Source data
☆ ☆ ☆ ☆ ☆ ☆ ☆
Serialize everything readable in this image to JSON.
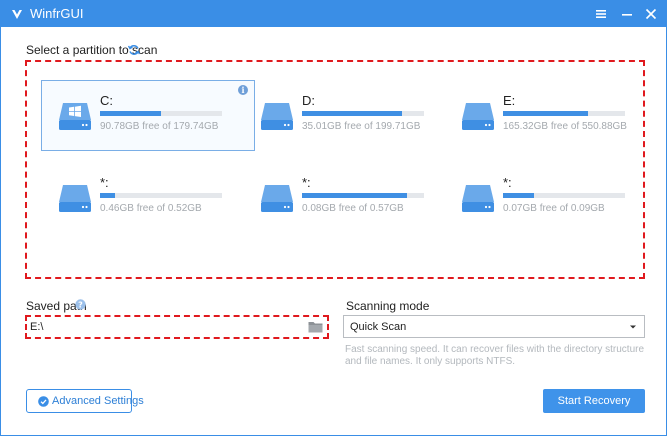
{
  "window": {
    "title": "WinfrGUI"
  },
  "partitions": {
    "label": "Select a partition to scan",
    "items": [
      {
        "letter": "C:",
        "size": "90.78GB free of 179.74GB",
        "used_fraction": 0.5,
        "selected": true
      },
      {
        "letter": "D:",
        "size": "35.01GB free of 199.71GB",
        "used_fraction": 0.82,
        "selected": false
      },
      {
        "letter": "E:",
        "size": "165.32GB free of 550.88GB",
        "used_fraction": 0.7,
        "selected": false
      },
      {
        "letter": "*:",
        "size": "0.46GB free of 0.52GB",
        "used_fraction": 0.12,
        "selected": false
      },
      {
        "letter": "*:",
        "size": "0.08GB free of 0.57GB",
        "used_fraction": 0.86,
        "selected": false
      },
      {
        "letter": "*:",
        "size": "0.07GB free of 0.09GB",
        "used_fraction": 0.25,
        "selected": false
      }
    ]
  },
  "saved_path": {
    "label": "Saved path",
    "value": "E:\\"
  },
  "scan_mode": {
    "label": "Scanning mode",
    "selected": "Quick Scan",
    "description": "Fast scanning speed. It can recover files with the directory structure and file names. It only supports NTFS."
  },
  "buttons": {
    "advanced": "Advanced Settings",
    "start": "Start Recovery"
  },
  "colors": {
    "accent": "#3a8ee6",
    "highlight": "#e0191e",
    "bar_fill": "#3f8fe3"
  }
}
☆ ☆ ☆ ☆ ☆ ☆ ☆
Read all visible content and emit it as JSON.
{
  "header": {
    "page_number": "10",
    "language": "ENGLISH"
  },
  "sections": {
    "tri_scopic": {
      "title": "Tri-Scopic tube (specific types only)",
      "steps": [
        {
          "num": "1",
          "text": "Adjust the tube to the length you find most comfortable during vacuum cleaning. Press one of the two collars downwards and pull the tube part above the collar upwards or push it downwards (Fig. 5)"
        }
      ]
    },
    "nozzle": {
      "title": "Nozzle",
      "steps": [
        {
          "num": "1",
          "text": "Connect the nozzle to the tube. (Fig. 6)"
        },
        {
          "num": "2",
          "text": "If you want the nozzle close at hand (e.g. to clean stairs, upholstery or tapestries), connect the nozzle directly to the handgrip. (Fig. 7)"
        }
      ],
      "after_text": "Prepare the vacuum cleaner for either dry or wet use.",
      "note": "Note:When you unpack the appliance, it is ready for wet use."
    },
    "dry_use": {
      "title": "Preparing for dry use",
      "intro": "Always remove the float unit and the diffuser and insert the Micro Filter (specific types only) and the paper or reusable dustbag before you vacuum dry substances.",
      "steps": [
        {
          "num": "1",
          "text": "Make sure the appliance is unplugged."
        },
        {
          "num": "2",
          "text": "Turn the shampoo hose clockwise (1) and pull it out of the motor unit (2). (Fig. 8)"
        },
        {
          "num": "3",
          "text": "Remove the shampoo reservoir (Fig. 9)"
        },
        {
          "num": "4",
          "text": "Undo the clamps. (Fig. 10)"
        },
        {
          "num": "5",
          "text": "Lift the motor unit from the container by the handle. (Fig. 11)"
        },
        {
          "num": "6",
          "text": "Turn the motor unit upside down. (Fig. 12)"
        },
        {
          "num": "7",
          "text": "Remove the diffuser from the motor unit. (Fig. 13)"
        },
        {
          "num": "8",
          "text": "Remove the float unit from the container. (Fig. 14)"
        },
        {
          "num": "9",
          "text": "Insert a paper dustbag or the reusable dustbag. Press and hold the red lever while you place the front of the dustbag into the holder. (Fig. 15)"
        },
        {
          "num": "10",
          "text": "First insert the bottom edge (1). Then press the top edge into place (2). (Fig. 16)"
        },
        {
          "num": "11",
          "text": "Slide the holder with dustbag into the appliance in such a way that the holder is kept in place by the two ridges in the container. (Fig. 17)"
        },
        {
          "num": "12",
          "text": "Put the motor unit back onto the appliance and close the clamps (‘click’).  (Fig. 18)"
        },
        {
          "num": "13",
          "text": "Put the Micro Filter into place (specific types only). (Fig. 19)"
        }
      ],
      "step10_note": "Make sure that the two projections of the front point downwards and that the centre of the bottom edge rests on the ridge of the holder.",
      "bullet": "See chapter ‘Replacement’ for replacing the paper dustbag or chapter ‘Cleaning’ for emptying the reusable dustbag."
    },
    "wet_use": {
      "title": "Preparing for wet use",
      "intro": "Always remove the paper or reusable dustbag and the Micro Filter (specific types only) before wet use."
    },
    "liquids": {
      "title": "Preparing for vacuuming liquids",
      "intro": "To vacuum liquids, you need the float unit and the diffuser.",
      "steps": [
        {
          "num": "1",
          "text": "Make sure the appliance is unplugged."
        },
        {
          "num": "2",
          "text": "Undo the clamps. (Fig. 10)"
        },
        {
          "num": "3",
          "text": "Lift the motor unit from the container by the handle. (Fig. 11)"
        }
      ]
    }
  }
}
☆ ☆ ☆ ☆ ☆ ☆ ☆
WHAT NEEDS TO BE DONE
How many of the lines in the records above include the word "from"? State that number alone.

REPLY
4